- Clinical findings and lab tests input by the user, providing phenotype information to be compared to the phenome.
- Annotated genomic variants, providing genotype information to be compared to the genome.
The approach is distinctive in being hypothesis-independent in not requiring assumptions about mode of inheritance, number of genes involved, or which clinical findings are most relevant. In some clinical situations it is possible to construct a short list of genes that are relevant (e.g., for centronuclear myopathy) but it many other situations the clinical picture is less pathognomonic and a more robust clinical analysis is needed.
This is enabled by a curated, evidence-based, computational database of diseases and findings is combined with a Bayesian approach (no evoking strengths) to enable it to reason from pertinent positives and negatives. This approach allows use of timing of onset and disappearance information about individual findings, along with family history, and taking cost into consideration in test recommendations. More details about the approach and the efficacy are in a study published in the Journal of Child Neurology (free PubMed Central and PDF versions).
The Genome-Phenome Analyzer now outputs incidental findings with options for gene lists and individuals to report. New features allow the user to quickly select the reasons for testing and up to 2 diagnoses and associated genes and variants, as well as the incidental findings and any prioritized gene discovery lists.
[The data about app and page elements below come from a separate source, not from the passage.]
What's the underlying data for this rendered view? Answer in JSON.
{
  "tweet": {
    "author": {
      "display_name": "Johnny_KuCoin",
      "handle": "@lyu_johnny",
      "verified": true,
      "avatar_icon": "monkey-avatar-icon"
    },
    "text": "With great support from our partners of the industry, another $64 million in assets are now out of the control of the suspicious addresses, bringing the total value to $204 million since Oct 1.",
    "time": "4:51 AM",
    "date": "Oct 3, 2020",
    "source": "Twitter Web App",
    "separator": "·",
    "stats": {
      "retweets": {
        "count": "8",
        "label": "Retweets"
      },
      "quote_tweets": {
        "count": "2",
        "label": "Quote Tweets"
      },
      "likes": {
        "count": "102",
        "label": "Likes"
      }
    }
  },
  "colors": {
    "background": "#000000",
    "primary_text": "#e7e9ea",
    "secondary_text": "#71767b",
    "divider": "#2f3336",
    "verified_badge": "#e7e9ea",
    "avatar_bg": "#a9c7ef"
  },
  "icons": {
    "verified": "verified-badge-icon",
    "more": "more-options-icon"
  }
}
These can be exported to a lab's reporting platform using a standard API. The software automatically includes the prognosis table to answer the clinician and patient question "what should I expect?" and assigns the patient's findings to the relevant diagnosis.
Learn about new features here.